Only the most powerful contemporary cranes could handle stones of this weight (see the picture on the left, specifications here).
Raising construction materials to impressive heights seemed to be no problem either. The Alexandria lighthouse (3rd century BC) stood more than 76 metres (250 feet) tall. The Egyptian pyramids rise up to 147 metres. During the Middle Ages some 80 large cathedrals and around 500 large churches were built with a height of up to 160 metres – out of reach for all but the most recent top model crawler cranes (picture above, right).
Noah’s Ark was a large construction project. While none of the timbers were likely to top the mass of the Egyptian obelisk now standing in the Vatican, Noah must have used something to raise loads. Shifting large keel logs into position, raising structural timber frames and handling long lengths of planking all require some sort of lifting apparatus. Since rope, wooden pulleys and lifting frames are all “low tech” ancient technologies, there is no lifting operation that is technically inconceivable as far as lumps of wood are concerned.
The ancient Egyptians, Greeks, Romans, Chinese, Mayans and others were all fascinated with lifting heavy objects, usually stone. Theories abound on how the Egyptians accomplished it. Even as recently as 1586, simply lifting an Egyptian stone obelisk was considered an engineering feat. That’s strange.
Giant cranes were employed in construction just as cranes are used today.
“In a treadwheel crane, people walk on the inside of a large wheel (think of a hamster wheel) and the weight of their bodies provides the lifting force. Treadwheel cranes have been used in England since Roman times.
An earlier version of this note suggested that the crane had no brake and relied on the walkers’ weight to keep the load from falling. [H] replies: “I believe this is not quite right, that it actually does have brakes on the wheels but that they failed because the load was too heavy and the mechanism broke. The brakes are referred to as “stoppers” and are probably like the ratchet mechanism in a clock, with the stopper being the pawl.
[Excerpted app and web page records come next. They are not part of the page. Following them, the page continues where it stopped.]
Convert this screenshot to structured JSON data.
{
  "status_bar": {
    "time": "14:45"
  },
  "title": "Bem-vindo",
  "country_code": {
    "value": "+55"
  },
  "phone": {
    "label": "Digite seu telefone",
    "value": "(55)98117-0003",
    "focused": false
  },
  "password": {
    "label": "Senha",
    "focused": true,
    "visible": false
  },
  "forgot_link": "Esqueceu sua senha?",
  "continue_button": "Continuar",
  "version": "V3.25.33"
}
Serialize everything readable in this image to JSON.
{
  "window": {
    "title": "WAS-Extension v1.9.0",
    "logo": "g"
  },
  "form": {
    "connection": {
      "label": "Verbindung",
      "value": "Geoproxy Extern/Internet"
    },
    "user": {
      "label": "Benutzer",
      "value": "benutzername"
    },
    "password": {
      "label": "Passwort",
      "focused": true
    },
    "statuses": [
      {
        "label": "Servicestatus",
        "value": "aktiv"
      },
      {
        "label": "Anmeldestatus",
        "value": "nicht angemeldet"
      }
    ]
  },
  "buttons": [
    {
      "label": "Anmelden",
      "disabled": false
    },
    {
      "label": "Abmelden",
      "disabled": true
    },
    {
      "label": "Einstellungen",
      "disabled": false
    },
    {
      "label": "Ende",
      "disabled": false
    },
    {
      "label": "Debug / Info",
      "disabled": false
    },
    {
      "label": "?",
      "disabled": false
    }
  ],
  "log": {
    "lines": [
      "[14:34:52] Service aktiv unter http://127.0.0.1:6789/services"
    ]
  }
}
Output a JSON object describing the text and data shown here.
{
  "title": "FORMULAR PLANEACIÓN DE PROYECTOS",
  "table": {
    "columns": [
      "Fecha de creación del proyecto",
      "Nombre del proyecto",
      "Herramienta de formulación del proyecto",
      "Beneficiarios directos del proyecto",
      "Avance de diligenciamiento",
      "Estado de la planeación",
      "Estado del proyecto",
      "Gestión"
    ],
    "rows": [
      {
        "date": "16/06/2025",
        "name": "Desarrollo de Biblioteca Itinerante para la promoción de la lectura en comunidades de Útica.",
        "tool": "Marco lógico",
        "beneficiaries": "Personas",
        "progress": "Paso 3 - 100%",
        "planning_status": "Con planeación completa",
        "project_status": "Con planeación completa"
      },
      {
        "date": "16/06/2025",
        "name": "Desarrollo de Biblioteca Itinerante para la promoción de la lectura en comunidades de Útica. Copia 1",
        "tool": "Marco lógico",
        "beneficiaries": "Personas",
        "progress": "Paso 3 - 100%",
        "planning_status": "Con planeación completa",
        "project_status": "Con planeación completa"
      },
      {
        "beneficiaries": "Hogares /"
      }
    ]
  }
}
On page 11 [after the accident], Fister says ‘That load wer too much for that weal … it wer the stoppers coming luce and the weal took charge.’